Even a U-Turn on planned cuts to the service itself will still leave the NHS under heavy pressure. 

38Degrees has uncovered a series of grisly plans for the NHS over the coming years. Among the highlights: severe cuts to frontline services at the Midland Metropolitan Hospital, including but limited to the closure of its Accident and Emergency department. Elsewhere, one of three hospitals in Leicester, Leicestershire and Rutland are to be shuttered, while there will be cuts to acute services in Suffolk and North East Essex.

These cuts come despite an additional £8bn annual cash injection into the NHS, characterised as the bare minimum needed by Simon Stevens, the head of NHS England.

The cuts are outlined in draft sustainability and transformation plans (STP) that will be approved in October before kicking off a period of wider consultation.

The problem for the NHS is twofold: although its funding remains ringfenced, healthcare inflation means that in reality, the health service requires above-inflation increases to stand still. But the second, bigger problem aren’t cuts to the NHS but to the rest of government spending, particularly local government cuts.

That has seen more pressure on hospital beds as outpatients who require further non-emergency care have nowhere to go, increasing lifestyle problems as cash-strapped councils either close or increase prices at subsidised local authority gyms, build on green space to make the best out of Britain’s booming property market, and cut other corners to manage the growing backlog of devolved cuts.

All of which means even a bigger supply of cash for the NHS than the £8bn promised at the last election – even the bonanza pledged by Vote Leave in the referendum, in fact – will still find itself disappearing down the cracks left by cuts elsewhere. 

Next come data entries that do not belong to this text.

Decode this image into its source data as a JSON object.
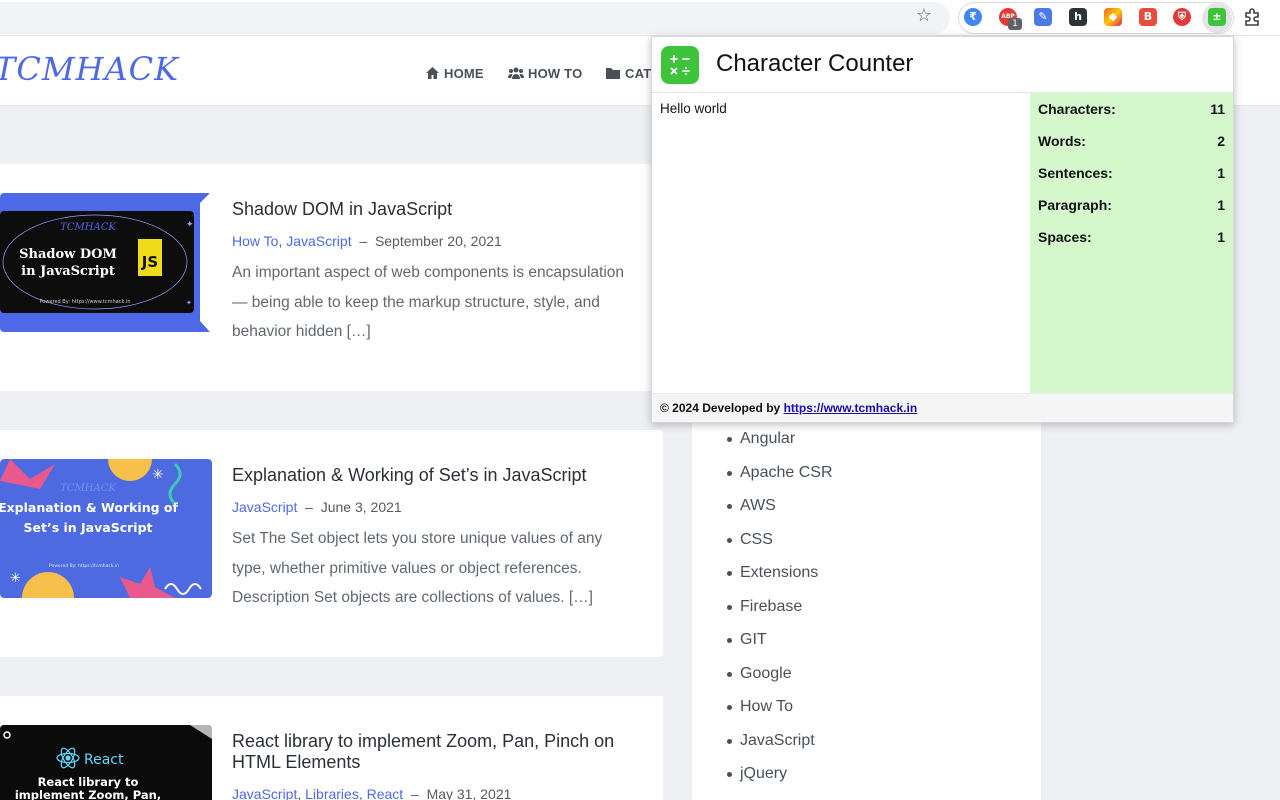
{
  "browser": {
    "star_icon": "bookmark-star-icon",
    "extensions": [
      {
        "name": "rupee-extension",
        "color": "#4285f4",
        "glyph": "₹"
      },
      {
        "name": "adblock-extension",
        "color": "#e53935",
        "glyph": "ABP"
      },
      {
        "name": "translate-extension",
        "color": "#4a7be8",
        "glyph": "✎"
      },
      {
        "name": "h-extension",
        "color": "#2d3338",
        "glyph": "h"
      },
      {
        "name": "colorful-extension",
        "color": "#f15a24",
        "glyph": "◆"
      },
      {
        "name": "b-extension",
        "color": "#e74c3c",
        "glyph": "B"
      },
      {
        "name": "shield-extension",
        "color": "#e53935",
        "glyph": "⛨"
      },
      {
        "name": "character-counter-extension",
        "color": "#3ec43a",
        "glyph": "±"
      }
    ],
    "badge": "1"
  },
  "site": {
    "logo": "TCMHACK",
    "nav": [
      {
        "label": "HOME",
        "icon": "home-icon"
      },
      {
        "label": "HOW TO",
        "icon": "people-icon"
      },
      {
        "label": "CAT",
        "icon": "folder-icon"
      }
    ]
  },
  "posts": [
    {
      "title": "Shadow DOM in JavaScript",
      "categories": [
        "How To",
        "JavaScript"
      ],
      "date": "September 20, 2021",
      "excerpt": "An important aspect of web components is encapsulation — being able to keep the markup structure, style, and behavior hidden […]",
      "thumb": {
        "brand": "TCMHACK",
        "title": "Shadow DOM in JavaScript",
        "badge": "JS",
        "footer": "Powered By: https://www.tcmhack.in"
      }
    },
    {
      "title": "Explanation & Working of Set’s in JavaScript",
      "categories": [
        "JavaScript"
      ],
      "date": "June 3, 2021",
      "excerpt": "Set The Set object lets you store unique values of any type, whether primitive values or object references. Description Set objects are collections of values. […]",
      "thumb": {
        "brand": "TCMHACK",
        "title": "Explanation & Working of Set’s in JavaScript",
        "footer": "Powered By: https://tcmhack.in"
      }
    },
    {
      "title": "React library to implement Zoom, Pan, Pinch on HTML Elements",
      "categories": [
        "JavaScript",
        "Libraries",
        "React"
      ],
      "date": "May 31, 2021",
      "excerpt": "",
      "thumb": {
        "brand": "React",
        "title": "React library to implement Zoom, Pan,"
      }
    }
  ],
  "sidebar": {
    "categories": [
      "Angular",
      "Apache CSR",
      "AWS",
      "CSS",
      "Extensions",
      "Firebase",
      "GIT",
      "Google",
      "How To",
      "JavaScript",
      "jQuery"
    ]
  },
  "popup": {
    "title": "Character Counter",
    "text": "Hello world",
    "stats": [
      {
        "label": "Characters:",
        "value": "11"
      },
      {
        "label": "Words:",
        "value": "2"
      },
      {
        "label": "Sentences:",
        "value": "1"
      },
      {
        "label": "Paragraph:",
        "value": "1"
      },
      {
        "label": "Spaces:",
        "value": "1"
      }
    ],
    "footer_prefix": "© 2024 Developed by",
    "footer_link": "https://www.tcmhack.in",
    "stats_bg": "#d4f8cc",
    "icon_color": "#3ec43a"
  },
  "colors": {
    "accent": "#4d69e8",
    "page_bg": "#eef0f3"
  }
}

Stephen Bush is special correspondent at the New Statesman. He usually writes about politics.